At the start of the year I always open my new calendar and then try and plan a few things to look forward to that I can scribble onto the blank dates.
2015 already looks like an exciting year for exhibitions with a major retrospective of sculptor Dame Barbara Hepworth’s work showing at Tate Britain from June until October and a Jackson Pollock Exhibition at Tate Liverpool, just up the motorway from me. Both of these will be on my must see list.
These artists were giants of the mid 2oth century scene, making waves in different ways. Hepworth was, and still is, the most well known and celebrated female sculptor of her time, starting out carving small marble works from her studio in St Ives Cornwall, progressing to huge monolithic pieces in bronze and steel with commissions from all around the world. Although I’ve been lucky enough to visit her studio in St Ives and view her works there, this exhibition will be the biggest of her collection and range of works, from sketches, textiles and sculptures in almost 50 years.
Jackson Pollock’s work was groundbreaking in its direction and he was the pioneer of what is now known as action painting, with his dripped paint works we are all so familiar with. He was one of a generation of artists, mainly American, who were inspired and influenced by commercial and graphic art, or what we call pop art. I’ve never seen any of his works up close and although they look simple in their execution, I can imagine they are very emotive when viewed? I remember watching a documentary about him many years ago and he seemed like a very deep, enigmatic character which I’m sure will come through in his paintings. We’ll see?
I always think its a great idea to buy tickets for events, films or exhibitions for friends or family who are difficult to buy for. My mum, who insists at her age she has everything she needs, loves watching Downton Abbey, so for part of her Christmas gift I’m taking her to The Lady Lever Art Gallery at Port Sunlight on The Wirral, where they have an exhibition of a range of original dresses that inspired the costumes for Downton Abbey and then the actual costumes alongside. The gallery is only small but has a great collection of pre Raphaelite paintings collected by Lady Lever and Port Sunlight itself, is worthy of a visit. The village was built by Lord Lever for his Sunlight Soap factory workers in 1888 and remains as it was, preserved and protected by its residents.
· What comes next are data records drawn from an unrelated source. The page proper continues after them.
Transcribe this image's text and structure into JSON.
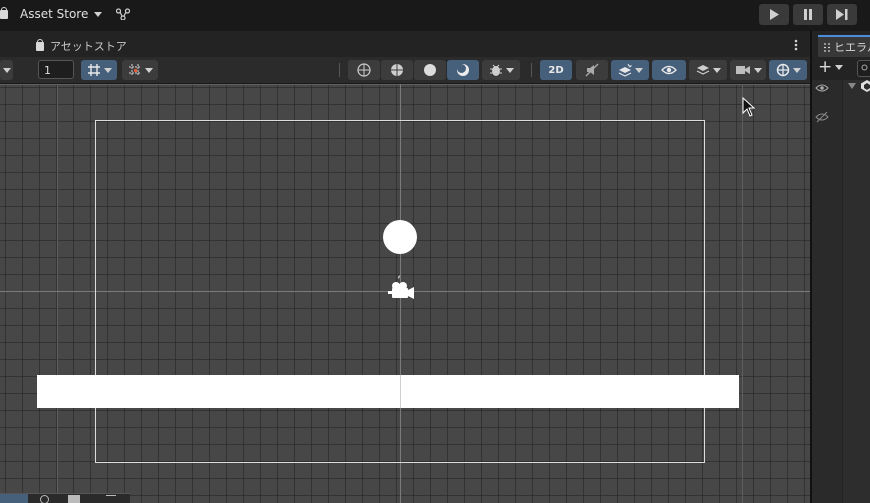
{
  "topbar": {
    "store_label": "Asset Store",
    "play_buttons": [
      "play-icon",
      "pause-icon",
      "step-icon"
    ]
  },
  "scene_tab": {
    "label": "アセットストア"
  },
  "toolbar": {
    "grid_increment_value": "1",
    "mode_2d_label": "2D",
    "active_tools": [
      "2d-toggle",
      "effects-toggle",
      "visibility-toggle",
      "gizmos-toggle",
      "grid-snap-toggle",
      "lit-shading"
    ]
  },
  "hierarchy": {
    "tab_label": "ヒエラル",
    "add_label": "+"
  },
  "colors": {
    "accent_blue": "#46607c",
    "tab_highlight": "#4a8dd8",
    "scene_background": "#474747",
    "sprite_white": "#ffffff"
  }
}
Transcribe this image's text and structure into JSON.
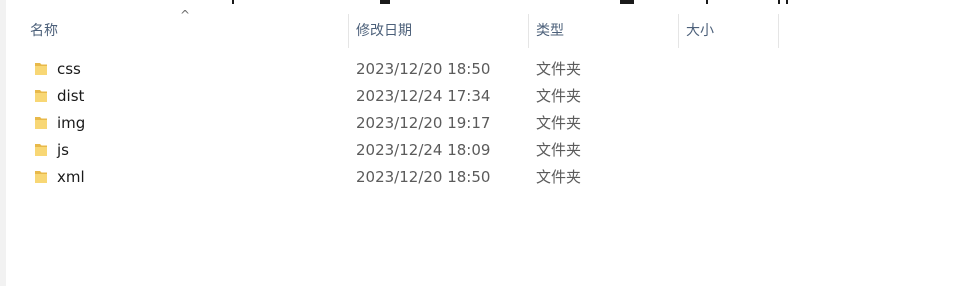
{
  "columns": {
    "name": "名称",
    "modified": "修改日期",
    "type": "类型",
    "size": "大小"
  },
  "sort_indicator": "^",
  "files": [
    {
      "name": "css",
      "modified": "2023/12/20 18:50",
      "type": "文件夹",
      "size": "",
      "icon": "folder-icon"
    },
    {
      "name": "dist",
      "modified": "2023/12/24 17:34",
      "type": "文件夹",
      "size": "",
      "icon": "folder-icon"
    },
    {
      "name": "img",
      "modified": "2023/12/20 19:17",
      "type": "文件夹",
      "size": "",
      "icon": "folder-icon"
    },
    {
      "name": "js",
      "modified": "2023/12/24 18:09",
      "type": "文件夹",
      "size": "",
      "icon": "folder-icon"
    },
    {
      "name": "xml",
      "modified": "2023/12/20 18:50",
      "type": "文件夹",
      "size": "",
      "icon": "folder-icon"
    }
  ],
  "colors": {
    "header_text": "#4c607a",
    "folder_yellow": "#f8d775",
    "folder_dark": "#e8b94a"
  }
}
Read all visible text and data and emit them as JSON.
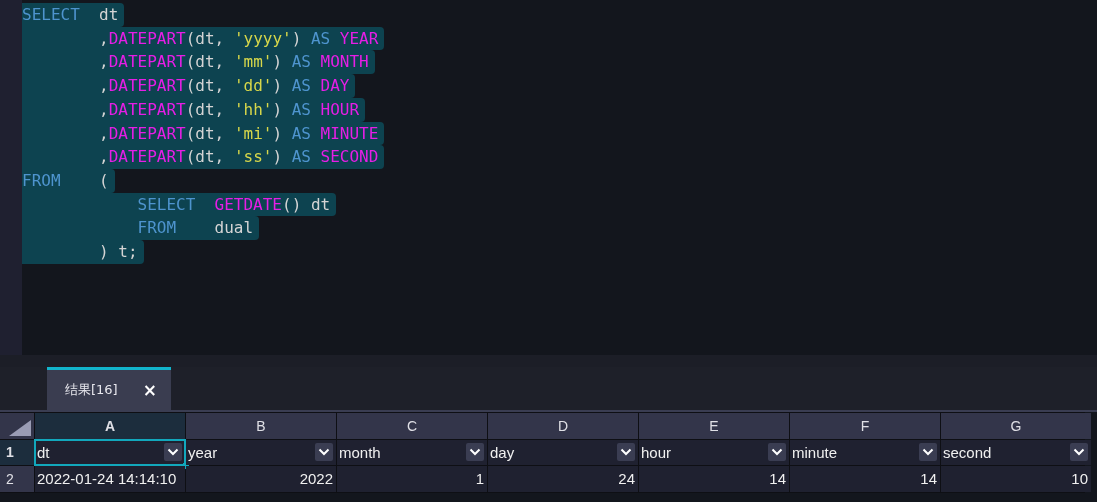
{
  "editor": {
    "lines": [
      {
        "kind": "clause",
        "tokens": [
          {
            "kind": "keyword",
            "text": "SELECT"
          },
          {
            "kind": "plain",
            "text": "  dt"
          }
        ]
      },
      {
        "kind": "item",
        "tokens": [
          {
            "kind": "plain",
            "text": ","
          },
          {
            "kind": "function",
            "text": "DATEPART"
          },
          {
            "kind": "plain",
            "text": "(dt, "
          },
          {
            "kind": "string",
            "text": "'yyyy'"
          },
          {
            "kind": "plain",
            "text": ") "
          },
          {
            "kind": "keyword",
            "text": "AS"
          },
          {
            "kind": "function",
            "text": " YEAR"
          }
        ]
      },
      {
        "kind": "item",
        "tokens": [
          {
            "kind": "plain",
            "text": ","
          },
          {
            "kind": "function",
            "text": "DATEPART"
          },
          {
            "kind": "plain",
            "text": "(dt, "
          },
          {
            "kind": "string",
            "text": "'mm'"
          },
          {
            "kind": "plain",
            "text": ") "
          },
          {
            "kind": "keyword",
            "text": "AS"
          },
          {
            "kind": "function",
            "text": " MONTH"
          }
        ]
      },
      {
        "kind": "item",
        "tokens": [
          {
            "kind": "plain",
            "text": ","
          },
          {
            "kind": "function",
            "text": "DATEPART"
          },
          {
            "kind": "plain",
            "text": "(dt, "
          },
          {
            "kind": "string",
            "text": "'dd'"
          },
          {
            "kind": "plain",
            "text": ") "
          },
          {
            "kind": "keyword",
            "text": "AS"
          },
          {
            "kind": "function",
            "text": " DAY"
          }
        ]
      },
      {
        "kind": "item",
        "tokens": [
          {
            "kind": "plain",
            "text": ","
          },
          {
            "kind": "function",
            "text": "DATEPART"
          },
          {
            "kind": "plain",
            "text": "(dt, "
          },
          {
            "kind": "string",
            "text": "'hh'"
          },
          {
            "kind": "plain",
            "text": ") "
          },
          {
            "kind": "keyword",
            "text": "AS"
          },
          {
            "kind": "function",
            "text": " HOUR"
          }
        ]
      },
      {
        "kind": "item",
        "tokens": [
          {
            "kind": "plain",
            "text": ","
          },
          {
            "kind": "function",
            "text": "DATEPART"
          },
          {
            "kind": "plain",
            "text": "(dt, "
          },
          {
            "kind": "string",
            "text": "'mi'"
          },
          {
            "kind": "plain",
            "text": ") "
          },
          {
            "kind": "keyword",
            "text": "AS"
          },
          {
            "kind": "function",
            "text": " MINUTE"
          }
        ]
      },
      {
        "kind": "item",
        "tokens": [
          {
            "kind": "plain",
            "text": ","
          },
          {
            "kind": "function",
            "text": "DATEPART"
          },
          {
            "kind": "plain",
            "text": "(dt, "
          },
          {
            "kind": "string",
            "text": "'ss'"
          },
          {
            "kind": "plain",
            "text": ") "
          },
          {
            "kind": "keyword",
            "text": "AS"
          },
          {
            "kind": "function",
            "text": " SECOND"
          }
        ]
      },
      {
        "kind": "clause",
        "tokens": [
          {
            "kind": "keyword",
            "text": "FROM"
          },
          {
            "kind": "plain",
            "text": "    ("
          }
        ]
      },
      {
        "kind": "subquery",
        "tokens": [
          {
            "kind": "keyword",
            "text": "SELECT"
          },
          {
            "kind": "function",
            "text": "  GETDATE"
          },
          {
            "kind": "plain",
            "text": "() dt"
          }
        ]
      },
      {
        "kind": "subquery",
        "tokens": [
          {
            "kind": "keyword",
            "text": "FROM"
          },
          {
            "kind": "plain",
            "text": "    dual"
          }
        ]
      },
      {
        "kind": "item",
        "tokens": [
          {
            "kind": "plain",
            "text": ") t;"
          }
        ]
      }
    ]
  },
  "result_tabs": [
    {
      "label": "结果[16]",
      "close": "×",
      "selected": true
    }
  ],
  "grid": {
    "columns": [
      {
        "letter": "A",
        "selected": true
      },
      {
        "letter": "B",
        "selected": false
      },
      {
        "letter": "C",
        "selected": false
      },
      {
        "letter": "D",
        "selected": false
      },
      {
        "letter": "E",
        "selected": false
      },
      {
        "letter": "F",
        "selected": false
      },
      {
        "letter": "G",
        "selected": false
      }
    ],
    "rows": [
      {
        "number": "1",
        "selected": true,
        "cells": [
          {
            "kind": "filter",
            "text": "dt",
            "selected": true
          },
          {
            "kind": "filter",
            "text": "year",
            "selected": false
          },
          {
            "kind": "filter",
            "text": "month",
            "selected": false
          },
          {
            "kind": "filter",
            "text": "day",
            "selected": false
          },
          {
            "kind": "filter",
            "text": "hour",
            "selected": false
          },
          {
            "kind": "filter",
            "text": "minute",
            "selected": false
          },
          {
            "kind": "filter",
            "text": "second",
            "selected": false
          }
        ]
      },
      {
        "number": "2",
        "selected": false,
        "cells": [
          {
            "kind": "text",
            "text": "2022-01-24 14:14:10",
            "selected": false
          },
          {
            "kind": "number",
            "text": "2022",
            "selected": false
          },
          {
            "kind": "number",
            "text": "1",
            "selected": false
          },
          {
            "kind": "number",
            "text": "24",
            "selected": false
          },
          {
            "kind": "number",
            "text": "14",
            "selected": false
          },
          {
            "kind": "number",
            "text": "14",
            "selected": false
          },
          {
            "kind": "number",
            "text": "10",
            "selected": false
          }
        ]
      }
    ]
  }
}
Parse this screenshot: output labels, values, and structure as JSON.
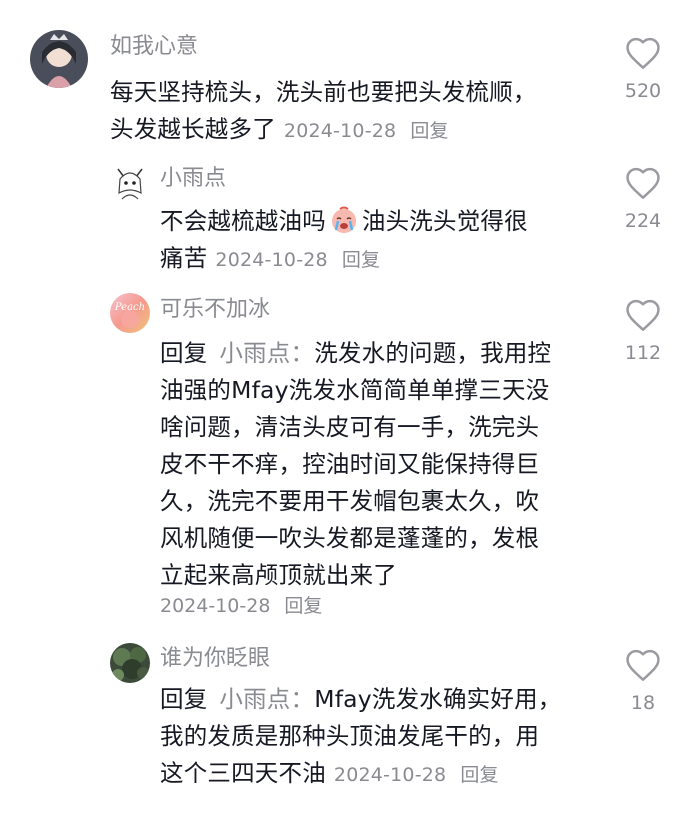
{
  "colors": {
    "text_primary": "#161823",
    "text_secondary": "#8a8b91",
    "heart_stroke": "#9a9aa0"
  },
  "comments": [
    {
      "username": "如我心意",
      "lines": [
        "每天坚持梳头，洗头前也要把头发梳顺，",
        "头发越长越多了"
      ],
      "date": "2024-10-28",
      "reply_label": "回复",
      "like_count": "520",
      "icon": "heart-outline-icon"
    },
    {
      "username": "小雨点",
      "line1_before_emoji": "不会越梳越油吗",
      "emoji_name": "crying-face-emoji",
      "line1_after_emoji": "油头洗头觉得很",
      "line2": "痛苦",
      "date": "2024-10-28",
      "reply_label": "回复",
      "like_count": "224",
      "icon": "heart-outline-icon"
    },
    {
      "username": "可乐不加冰",
      "avatar_text": "Peach",
      "reply_prefix": "回复",
      "reply_target": "小雨点：",
      "line1_text": "洗发水的问题，我用控",
      "lines": [
        "油强的Mfay洗发水简简单单撑三天没",
        "啥问题，清洁头皮可有一手，洗完头",
        "皮不干不痒，控油时间又能保持得巨",
        "久，洗完不要用干发帽包裹太久，吹",
        "风机随便一吹头发都是蓬蓬的，发根",
        "立起来高颅顶就出来了"
      ],
      "date": "2024-10-28",
      "reply_label": "回复",
      "like_count": "112",
      "icon": "heart-outline-icon"
    },
    {
      "username": "谁为你眨眼",
      "reply_prefix": "回复",
      "reply_target": "小雨点：",
      "line1_text": "Mfay洗发水确实好用，",
      "lines": [
        "我的发质是那种头顶油发尾干的，用",
        "这个三四天不油"
      ],
      "date": "2024-10-28",
      "reply_label": "回复",
      "like_count": "18",
      "icon": "heart-outline-icon"
    }
  ]
}
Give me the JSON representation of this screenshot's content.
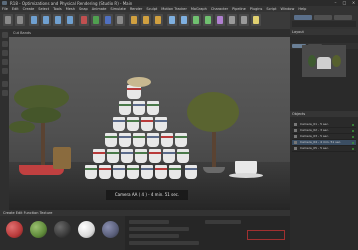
{
  "window": {
    "title": "R18 - Optimizations and Physical Rendering (Studio R) - Main",
    "controls": [
      "–",
      "□",
      "×"
    ]
  },
  "menu": {
    "items": [
      "File",
      "Edit",
      "Create",
      "Select",
      "Tools",
      "Mesh",
      "Snap",
      "Animate",
      "Simulate",
      "Render",
      "Sculpt",
      "Motion Tracker",
      "MoGraph",
      "Character",
      "Pipeline",
      "Plugins",
      "Script",
      "Window",
      "Help"
    ]
  },
  "toolbar": {
    "icons": [
      "undo-icon",
      "redo-icon",
      "select-icon",
      "move-icon",
      "scale-icon",
      "rotate-icon",
      "x-axis-icon",
      "y-axis-icon",
      "z-axis-icon",
      "coord-icon",
      "render-view-icon",
      "render-picture-icon",
      "render-settings-icon",
      "cube-icon",
      "pen-icon",
      "subdivision-icon",
      "array-icon",
      "deformer-icon",
      "floor-icon",
      "camera-icon",
      "light-icon"
    ]
  },
  "viewport": {
    "header_label": "Cut Bands",
    "overlay_text": "Camera AA ( 4 ) - 4 min. 51 sec."
  },
  "right_panel": {
    "header_label": "Layout",
    "tabs": [
      "Picture Viewer",
      "Navigator"
    ],
    "objects_header": "Objects",
    "objects": [
      {
        "name": "Camera_01 - 5 sec.",
        "selected": false
      },
      {
        "name": "Camera_02 - 3 sec.",
        "selected": false
      },
      {
        "name": "Camera_03 - 5 sec.",
        "selected": false
      },
      {
        "name": "Camera_04 - 4 min. 51 sec.",
        "selected": true
      },
      {
        "name": "Camera_05 - 5 sec.",
        "selected": false
      }
    ]
  },
  "bottom": {
    "material_header": "Create  Edit  Function  Texture",
    "materials": [
      "#b83a3a",
      "#5f8a3a",
      "#3a3a3a",
      "#d9d9d9",
      "#5a5f7a"
    ]
  },
  "colors": {
    "accent": "#5a6f8a",
    "selection": "#3b4e63",
    "pot_red": "#c04040"
  }
}
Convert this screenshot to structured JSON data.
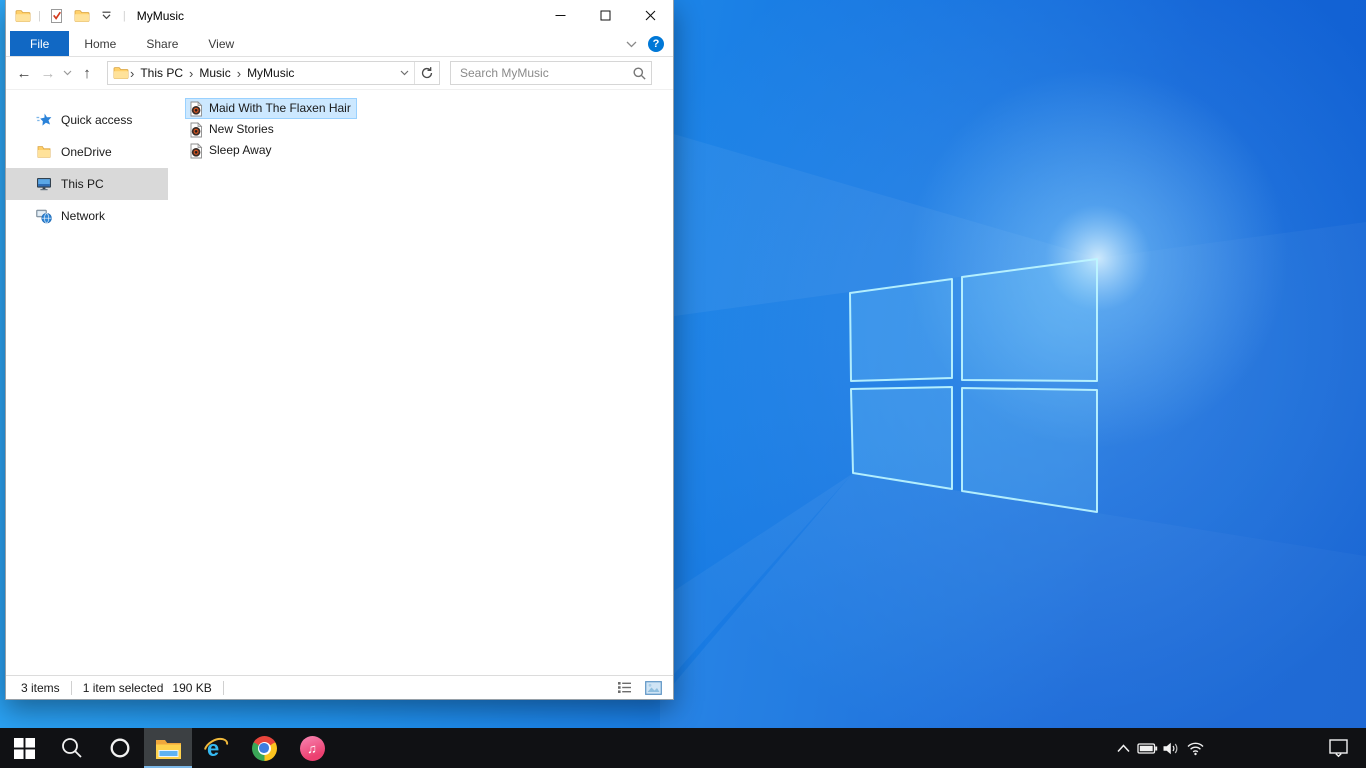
{
  "explorer": {
    "title": "MyMusic",
    "titlebar": {
      "qat_icons": [
        "folder",
        "properties-check",
        "new-folder",
        "customize-dropdown"
      ],
      "window_controls": [
        "minimize",
        "maximize",
        "close"
      ]
    },
    "ribbon": {
      "tabs": [
        {
          "label": "File",
          "active": true
        },
        {
          "label": "Home",
          "active": false
        },
        {
          "label": "Share",
          "active": false
        },
        {
          "label": "View",
          "active": false
        }
      ],
      "help_glyph": "?"
    },
    "navigation": {
      "back_glyph": "←",
      "forward_glyph": "→",
      "up_glyph": "↑",
      "breadcrumb": [
        "This PC",
        "Music",
        "MyMusic"
      ],
      "breadcrumb_separator": "›",
      "search_placeholder": "Search MyMusic"
    },
    "sidebar": {
      "items": [
        {
          "label": "Quick access",
          "icon": "quick-access-star",
          "selected": false
        },
        {
          "label": "OneDrive",
          "icon": "onedrive-folder",
          "selected": false
        },
        {
          "label": "This PC",
          "icon": "this-pc-monitor",
          "selected": true
        },
        {
          "label": "Network",
          "icon": "network-globe",
          "selected": false
        }
      ]
    },
    "files": {
      "items": [
        {
          "name": "Maid With The Flaxen Hair",
          "icon": "music-file",
          "selected": true
        },
        {
          "name": "New Stories",
          "icon": "music-file",
          "selected": false
        },
        {
          "name": "Sleep Away",
          "icon": "music-file",
          "selected": false
        }
      ]
    },
    "status_bar": {
      "item_count": "3 items",
      "selection_count": "1 item selected",
      "selection_size": "190 KB",
      "view_buttons": [
        "details-view",
        "large-icons-view"
      ],
      "active_view": "large-icons-view"
    }
  },
  "taskbar": {
    "buttons": [
      {
        "name": "start",
        "icon": "windows-logo",
        "active": false
      },
      {
        "name": "search",
        "icon": "magnifier",
        "active": false
      },
      {
        "name": "cortana",
        "icon": "circle-ring",
        "active": false
      },
      {
        "name": "file-explorer",
        "icon": "explorer-folder",
        "active": true
      },
      {
        "name": "internet-explorer",
        "icon": "ie-e",
        "active": false
      },
      {
        "name": "chrome",
        "icon": "chrome-ball",
        "active": false
      },
      {
        "name": "itunes",
        "icon": "itunes-note",
        "active": false
      }
    ],
    "ie_letter": "e",
    "itunes_note_glyph": "♫",
    "tray_icons": [
      "chevron-up",
      "battery",
      "volume",
      "wifi"
    ],
    "action_center_icon": "action-center"
  },
  "colors": {
    "file_tab_blue": "#1168c4",
    "help_blue": "#0078d7",
    "selection_fill": "#cce8ff",
    "selection_border": "#99d1ff",
    "sidebar_selected": "#d9d9d9",
    "taskbar_bg": "#101114",
    "taskbar_active_bg": "#3c4043",
    "taskbar_active_underline": "#7cb8e8",
    "wallpaper_left": "#2ea7f5",
    "wallpaper_right": "#1160d2"
  }
}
The exhibition is free and only runs until 18/1/15 so if you’re a Downton fan, get your skates on.